• _Your assignment_: Pull every line with "icon" from the material.
BEGIN
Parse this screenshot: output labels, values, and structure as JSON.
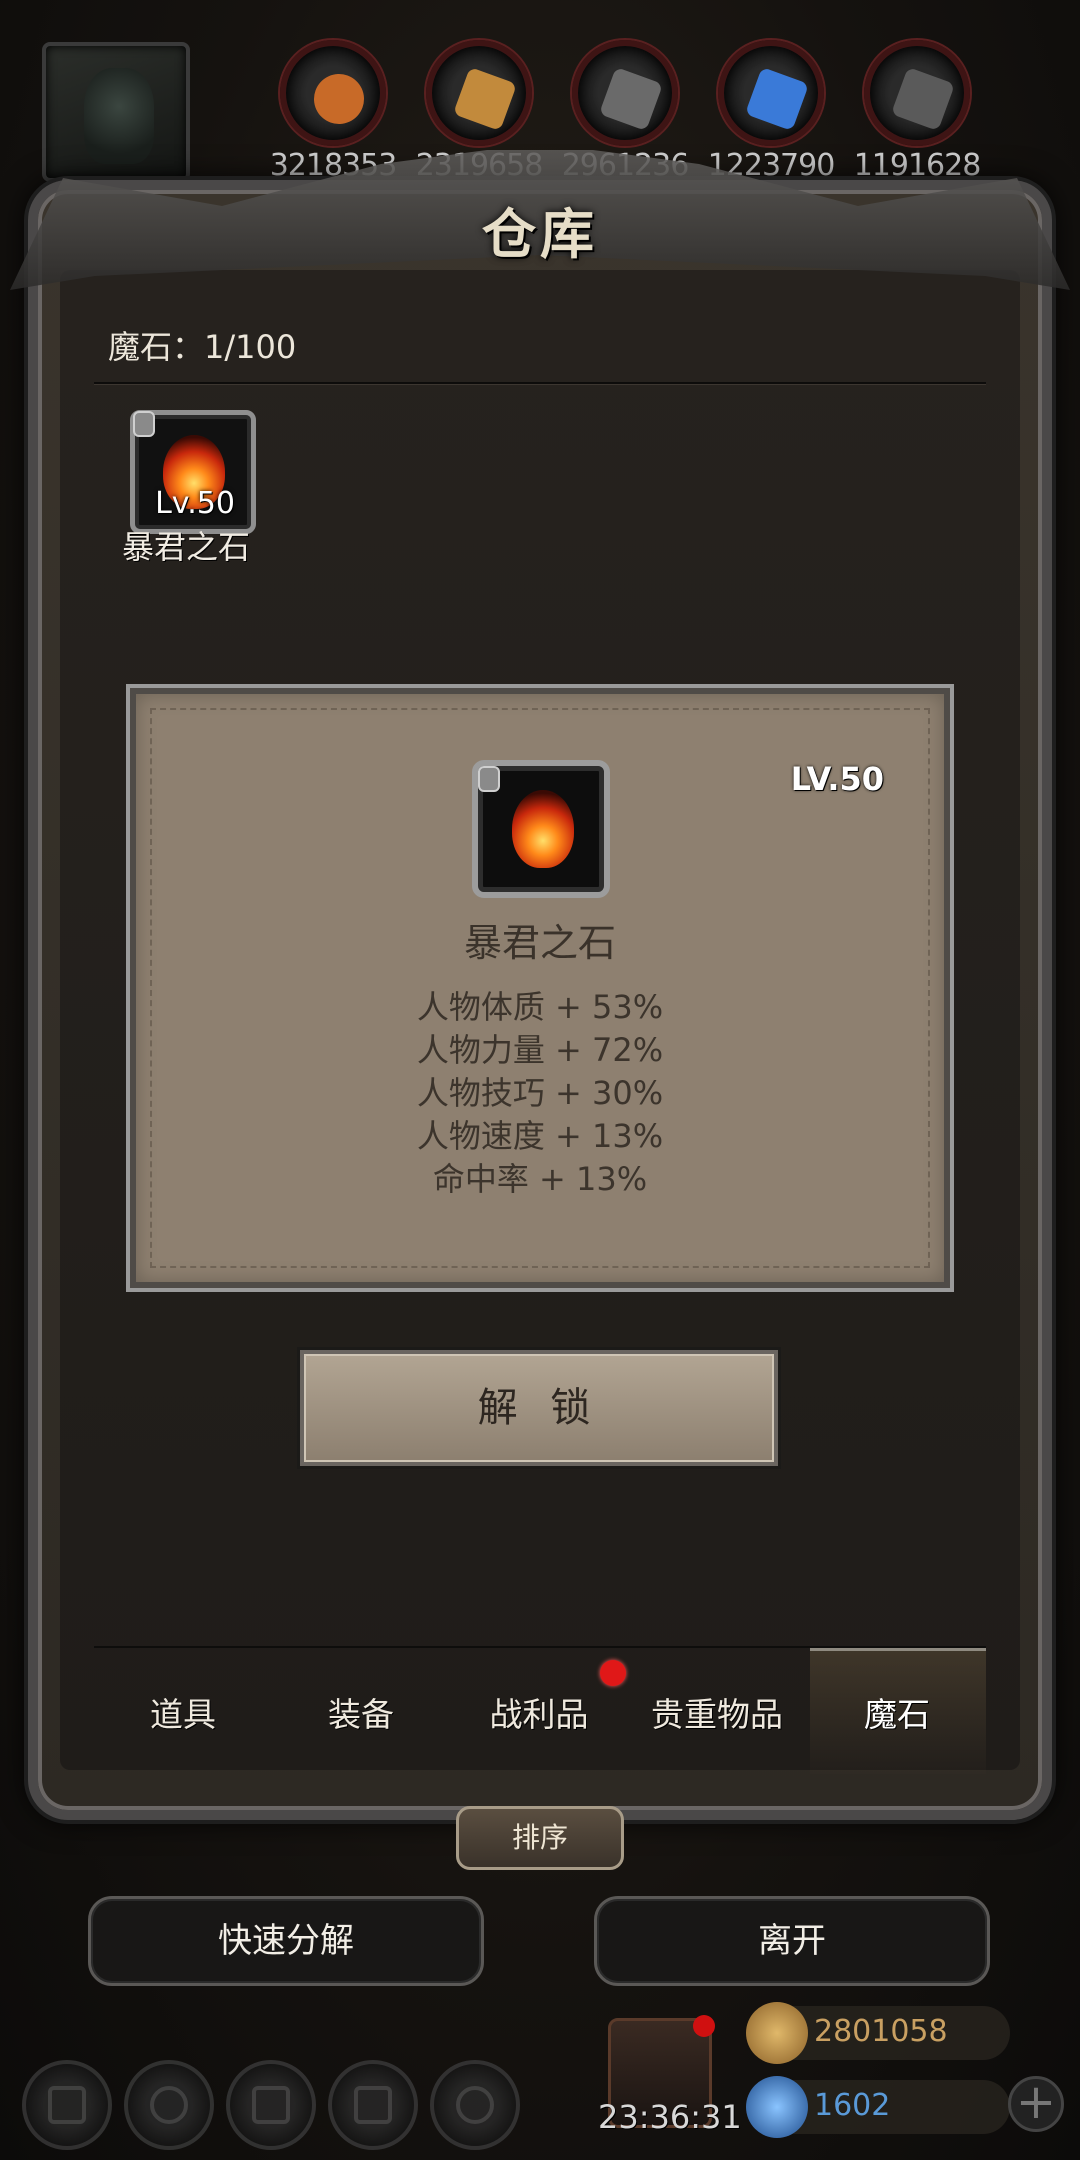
{
  "resources": [
    {
      "icon": "copper-ore-icon",
      "value": "3218353",
      "color": "#c86a28"
    },
    {
      "icon": "wood-plank-icon",
      "value": "2319658",
      "color": "#c28a3c"
    },
    {
      "icon": "iron-ingot-icon",
      "value": "2961236",
      "color": "#6a6a6a"
    },
    {
      "icon": "crystal-icon",
      "value": "1223790",
      "color": "#3a7ad8"
    },
    {
      "icon": "steel-bar-icon",
      "value": "1191628",
      "color": "#5a5a5a"
    }
  ],
  "window": {
    "title": "仓库"
  },
  "storage": {
    "label": "魔石：1/100"
  },
  "items": [
    {
      "name": "暴君之石",
      "level": "Lv.50",
      "locked": true
    }
  ],
  "detail": {
    "level": "LV.50",
    "name": "暴君之石",
    "stats": [
      "人物体质 + 53%",
      "人物力量 + 72%",
      "人物技巧 + 30%",
      "人物速度 + 13%",
      "命中率 + 13%"
    ],
    "action_label": "解 锁"
  },
  "tabs": [
    {
      "label": "道具",
      "active": false
    },
    {
      "label": "装备",
      "active": false
    },
    {
      "label": "战利品",
      "active": false,
      "badge": true
    },
    {
      "label": "贵重物品",
      "active": false
    },
    {
      "label": "魔石",
      "active": true
    }
  ],
  "buttons": {
    "sort": "排序",
    "quick_decompose": "快速分解",
    "leave": "离开"
  },
  "footer": {
    "timer": "23:36:31",
    "gold": "2801058",
    "gems": "1602",
    "gold_color": "#c9a062",
    "gem_color": "#5a9ad8"
  },
  "colors": {
    "card_bg": "#8e8070",
    "frame": "#4a4848",
    "accent_red": "#e01818"
  }
}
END
• _Answer area_:
      "icon": "copper-ore-icon",
      "icon": "wood-plank-icon",
      "icon": "iron-ingot-icon",
      "icon": "crystal-icon",
      "icon": "steel-bar-icon",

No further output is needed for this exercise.